# Task instructions
Restate the records below exactly. Pictures are not part of the copy.

◇ ◇ ◇ ◇

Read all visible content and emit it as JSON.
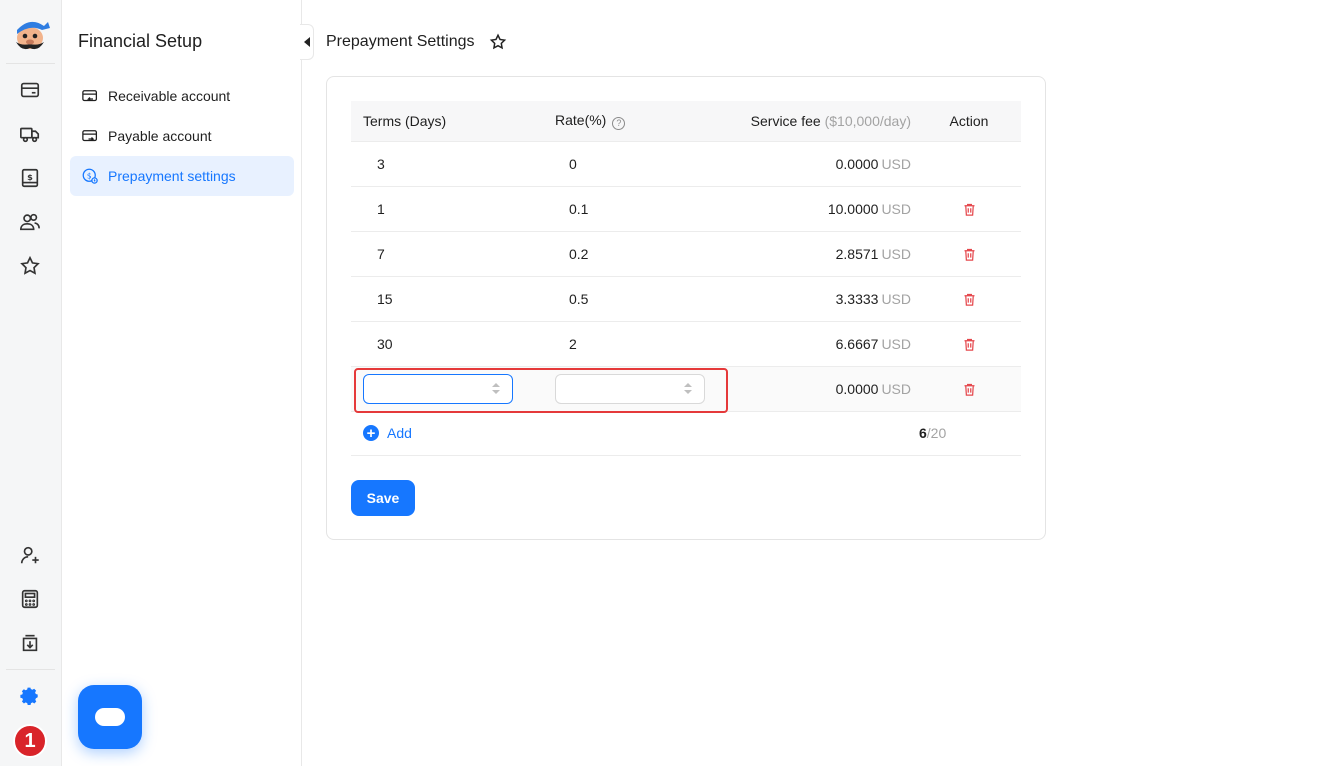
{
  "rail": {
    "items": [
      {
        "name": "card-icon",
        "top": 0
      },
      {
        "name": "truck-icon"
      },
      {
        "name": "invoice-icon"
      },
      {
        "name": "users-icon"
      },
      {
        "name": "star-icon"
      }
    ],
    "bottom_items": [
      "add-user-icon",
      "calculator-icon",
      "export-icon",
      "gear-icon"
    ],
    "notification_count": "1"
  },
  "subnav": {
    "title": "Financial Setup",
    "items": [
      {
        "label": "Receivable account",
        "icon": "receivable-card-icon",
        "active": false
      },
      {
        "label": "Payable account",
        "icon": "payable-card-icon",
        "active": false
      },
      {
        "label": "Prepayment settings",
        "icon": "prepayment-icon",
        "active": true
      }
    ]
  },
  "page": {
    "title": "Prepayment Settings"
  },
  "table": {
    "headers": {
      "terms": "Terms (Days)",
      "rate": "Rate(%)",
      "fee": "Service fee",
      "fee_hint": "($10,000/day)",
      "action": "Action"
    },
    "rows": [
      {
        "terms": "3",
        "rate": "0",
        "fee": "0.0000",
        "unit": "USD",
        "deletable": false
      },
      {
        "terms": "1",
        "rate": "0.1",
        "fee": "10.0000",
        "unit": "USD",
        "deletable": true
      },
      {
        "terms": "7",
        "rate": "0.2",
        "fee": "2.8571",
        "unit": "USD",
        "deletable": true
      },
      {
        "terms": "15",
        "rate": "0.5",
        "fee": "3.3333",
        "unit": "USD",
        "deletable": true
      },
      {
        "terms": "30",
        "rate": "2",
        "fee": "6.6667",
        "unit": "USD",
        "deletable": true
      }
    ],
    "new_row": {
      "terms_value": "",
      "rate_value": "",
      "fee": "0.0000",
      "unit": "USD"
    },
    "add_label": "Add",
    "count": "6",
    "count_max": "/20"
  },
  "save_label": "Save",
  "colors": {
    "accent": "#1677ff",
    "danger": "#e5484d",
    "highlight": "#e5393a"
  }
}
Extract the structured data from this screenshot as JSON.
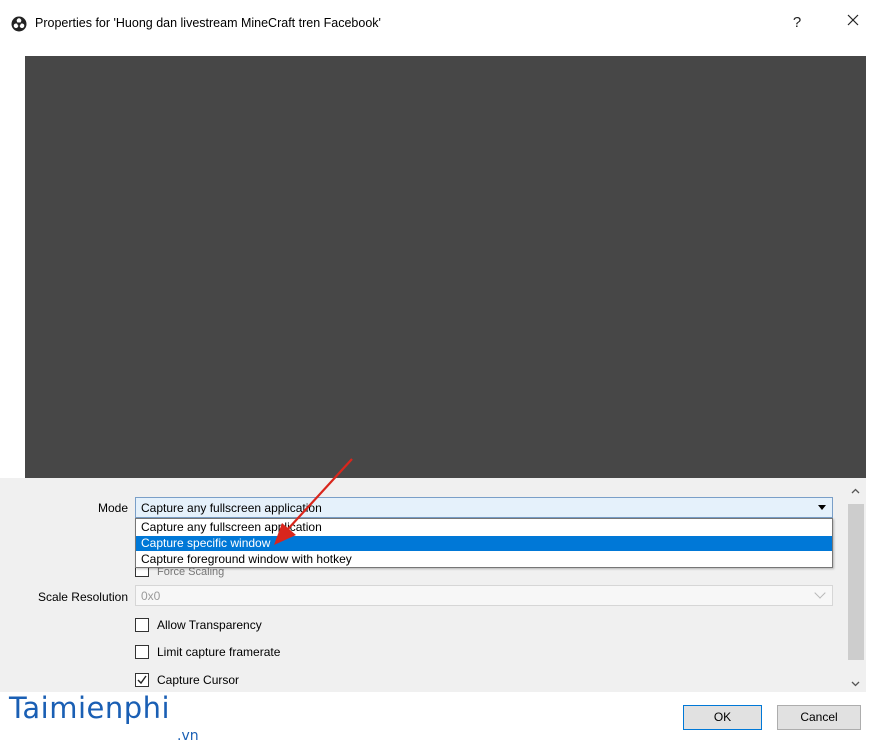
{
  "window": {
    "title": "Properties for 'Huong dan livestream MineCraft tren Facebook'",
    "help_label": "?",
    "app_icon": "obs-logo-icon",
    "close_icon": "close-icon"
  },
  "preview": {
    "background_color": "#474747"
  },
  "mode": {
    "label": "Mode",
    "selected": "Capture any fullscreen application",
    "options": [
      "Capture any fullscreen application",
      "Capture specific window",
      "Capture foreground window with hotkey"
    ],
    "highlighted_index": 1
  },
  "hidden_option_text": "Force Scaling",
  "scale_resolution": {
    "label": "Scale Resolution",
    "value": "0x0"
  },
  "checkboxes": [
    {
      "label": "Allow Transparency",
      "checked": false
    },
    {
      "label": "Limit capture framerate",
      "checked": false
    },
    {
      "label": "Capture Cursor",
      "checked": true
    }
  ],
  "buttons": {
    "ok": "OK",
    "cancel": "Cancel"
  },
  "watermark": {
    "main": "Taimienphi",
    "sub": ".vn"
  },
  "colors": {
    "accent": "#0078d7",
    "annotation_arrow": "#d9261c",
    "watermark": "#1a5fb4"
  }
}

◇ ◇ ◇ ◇

# Solved problem
Read all visible content and emit it as JSON.
{
  "rail": {
    "items": [
      {
        "name": "card-icon",
        "top": 0
      },
      {
        "name": "truck-icon"
      },
      {
        "name": "invoice-icon"
      },
      {
        "name": "users-icon"
      },
      {
        "name": "star-icon"
      }
    ],
    "bottom_items": [
      "add-user-icon",
      "calculator-icon",
      "export-icon",
      "gear-icon"
    ],
    "notification_count": "1"
  },
  "subnav": {
    "title": "Financial Setup",
    "items": [
      {
        "label": "Receivable account",
        "icon": "receivable-card-icon",
        "active": false
      },
      {
        "label": "Payable account",
        "icon": "payable-card-icon",
        "active": false
      },
      {
        "label": "Prepayment settings",
        "icon": "prepayment-icon",
        "active": true
      }
    ]
  },
  "page": {
    "title": "Prepayment Settings"
  },
  "table": {
    "headers": {
      "terms": "Terms (Days)",
      "rate": "Rate(%)",
      "fee": "Service fee",
      "fee_hint": "($10,000/day)",
      "action": "Action"
    },
    "rows": [
      {
        "terms": "3",
        "rate": "0",
        "fee": "0.0000",
        "unit": "USD",
        "deletable": false
      },
      {
        "terms": "1",
        "rate": "0.1",
        "fee": "10.0000",
        "unit": "USD",
        "deletable": true
      },
      {
        "terms": "7",
        "rate": "0.2",
        "fee": "2.8571",
        "unit": "USD",
        "deletable": true
      },
      {
        "terms": "15",
        "rate": "0.5",
        "fee": "3.3333",
        "unit": "USD",
        "deletable": true
      },
      {
        "terms": "30",
        "rate": "2",
        "fee": "6.6667",
        "unit": "USD",
        "deletable": true
      }
    ],
    "new_row": {
      "terms_value": "",
      "rate_value": "",
      "fee": "0.0000",
      "unit": "USD"
    },
    "add_label": "Add",
    "count": "6",
    "count_max": "/20"
  },
  "save_label": "Save",
  "colors": {
    "accent": "#1677ff",
    "danger": "#e5484d",
    "highlight": "#e5393a"
  }
}
Extract the structured data from this screenshot as JSON.
{
  "window": {
    "title": "Properties for 'Huong dan livestream MineCraft tren Facebook'",
    "help_label": "?",
    "app_icon": "obs-logo-icon",
    "close_icon": "close-icon"
  },
  "preview": {
    "background_color": "#474747"
  },
  "mode": {
    "label": "Mode",
    "selected": "Capture any fullscreen application",
    "options": [
      "Capture any fullscreen application",
      "Capture specific window",
      "Capture foreground window with hotkey"
    ],
    "highlighted_index": 1
  },
  "hidden_option_text": "Force Scaling",
  "scale_resolution": {
    "label": "Scale Resolution",
    "value": "0x0"
  },
  "checkboxes": [
    {
      "label": "Allow Transparency",
      "checked": false
    },
    {
      "label": "Limit capture framerate",
      "checked": false
    },
    {
      "label": "Capture Cursor",
      "checked": true
    }
  ],
  "buttons": {
    "ok": "OK",
    "cancel": "Cancel"
  },
  "watermark": {
    "main": "Taimienphi",
    "sub": ".vn"
  },
  "colors": {
    "accent": "#0078d7",
    "annotation_arrow": "#d9261c",
    "watermark": "#1a5fb4"
  }
}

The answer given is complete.